The average cost for installing a septic system in the United States is $3,000 - $8,000. The exact figure you may end up paying depends on factors like the size of your house and the type of septic system that you wish to install.
Some common septic system-related cost estimates are:
Costs by system type:
Costs by system components:
What Are the Factors That Affect the Cost of a Septic System Installation?
The main factor that affects the cost of installing a septic system is the location of the house where the system is to be installed. This determines the types of septic systems that will be best suited for the area. The location also determines the cost of obtaining permits in the area. Other factors that affect the cost of septic system installations are the type of systems that is to be installed, the type of materials used, and how labor-intensive the installation is. For example, gravity and conventional septic systems are considerably cheaper to install than evapotranspiration septic systems and aerobic treatment units.
What Qualifications Should Septic System Installation Contractors Have?
Although it is not a mandatory requirement, septic system installation contractors are generally expected to have at least a high school degree or its equivalent. Septic system installation contractors are however required to be licensed and certified according to the specific licensing requirements of the city, county, municipality, or state where they wish to operate. In many cases, this involves passing a written examination prepared by a relevant regulatory agency.
In addition to this, many professional septic system installation and repair companies provide training courses and certification opportunities for their contractors.
Do You Need a Handyman or a Septic System Installation Contractor?
Handymen are not trained, equipped, or even licensed to install septic systems. Septic systems are sensitive and highly regulated components of a home, and they have to be installed in line with certain policies, regulations, and guidance. As such, these installations must be done by professional contractors and not any handyman near you.
What Are Common Post Septic System Installation Expenses?
After you have installed your septic system, you will be required to carry out periodic maintenance every three to five years to prevent a septic system failure. This maintenance typically costs $250 - $500. Many septic system installation contractors also provide maintenance services, and you can ask your contractor whether they do so too.
Another common post septic system installation expense is the cost of add-ons and replacing faulty parts. For example, you may wish to add a septic tank riser. This is a pipe that gives you access to your septic tank at ground level, making maintenance and repair jobs easier. Septic tank risers cost $300 - $400.
Does Homeowner Insurance Cover Septic System Installation Expenses?
Standard homeowners’ insurance policies do not typically cover septic system expenses such as the costs of installing a new septic system, replacing a septic system, or carrying out routine maintenance.
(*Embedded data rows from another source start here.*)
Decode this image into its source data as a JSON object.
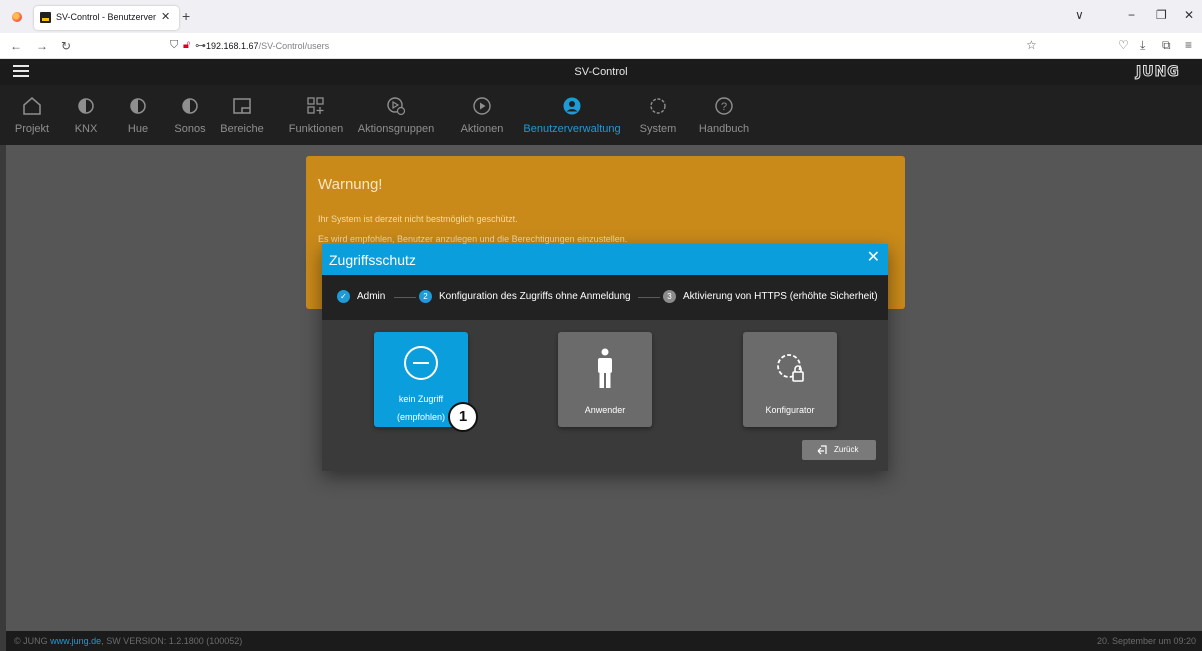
{
  "browser": {
    "tab_title": "SV-Control - Benutzerverwaltun",
    "tab_close": "✕",
    "new_tab": "+",
    "url_host": "192.168.1.67",
    "url_path": "/SV-Control/users",
    "window_controls": [
      "∨",
      "−",
      "❐",
      "✕"
    ]
  },
  "app": {
    "title": "SV-Control",
    "logo_text": "JUNG"
  },
  "nav": {
    "items": [
      {
        "label": "Projekt",
        "icon": "house-icon"
      },
      {
        "label": "KNX",
        "icon": "half-circle-icon"
      },
      {
        "label": "Hue",
        "icon": "half-circle-icon"
      },
      {
        "label": "Sonos",
        "icon": "half-circle-icon"
      },
      {
        "label": "Bereiche",
        "icon": "area-icon"
      },
      {
        "label": "Funktionen",
        "icon": "grid-plus-icon"
      },
      {
        "label": "Aktionsgruppen",
        "icon": "play-group-icon"
      },
      {
        "label": "Aktionen",
        "icon": "play-circle-icon"
      },
      {
        "label": "Benutzerverwaltung",
        "icon": "user-circle-icon",
        "active": true
      },
      {
        "label": "System",
        "icon": "gear-icon"
      },
      {
        "label": "Handbuch",
        "icon": "help-icon"
      }
    ]
  },
  "warning": {
    "title": "Warnung!",
    "line1": "Ihr System ist derzeit nicht bestmöglich geschützt.",
    "line2": "Es wird empfohlen, Benutzer anzulegen und die Berechtigungen einzustellen."
  },
  "modal": {
    "title": "Zugriffsschutz",
    "close": "✕",
    "steps": [
      {
        "number": "✓",
        "label": "Admin",
        "state": "done"
      },
      {
        "number": "2",
        "label": "Konfiguration des Zugriffs ohne Anmeldung",
        "state": "active"
      },
      {
        "number": "3",
        "label": "Aktivierung von HTTPS (erhöhte Sicherheit)",
        "state": "pending"
      }
    ],
    "options": [
      {
        "label_line1": "kein Zugriff",
        "label_line2": "(empfohlen)",
        "selected": true
      },
      {
        "label_line1": "Anwender"
      },
      {
        "label_line1": "Konfigurator"
      }
    ],
    "back_label": "Zurück"
  },
  "callout": "1",
  "footer": {
    "copyright": "© JUNG",
    "link": "www.jung.de",
    "version": ", SW VERSION: 1.2.1800 (100052)",
    "date": "20. September um 09:20"
  },
  "colors": {
    "accent": "#0a9fdc",
    "warning": "#c98a1a",
    "active_nav": "#1e9ad6"
  }
}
However, your insurance policy may cover sudden damages that occur to your septic system if the damage was caused by a covered peril. The most common perils that are covered by standard homeowner’s insurance policies are wind, hail, fire, lightning, water damage, freezing, and theft. Combined, these perils were responsible for more than 91% of homeowners’ insurance losses recorded in the United States in 2018.
You should contact your insurance provider to find out the exact perils your homeowners’ insurance policy covers and whether your policy provides any type of cover for your septic system.
Can I Use Digital Payment to Pay My Septic System Installation Contractor?
More and more small businesses in the US today, including septic system installation contractors near you, are accepting Digital payment. These digital methods have the advantage of providing instant receipts and being faster, easier to use, and more secure than most other payment methods. Note that you should always verify with your contractor before initiating payment digitally. This is because some contractors may prefer non-digital payment methods. If you pay for your septic system installation with cash, you should always collect a receipt of payment for record-keeping purposes.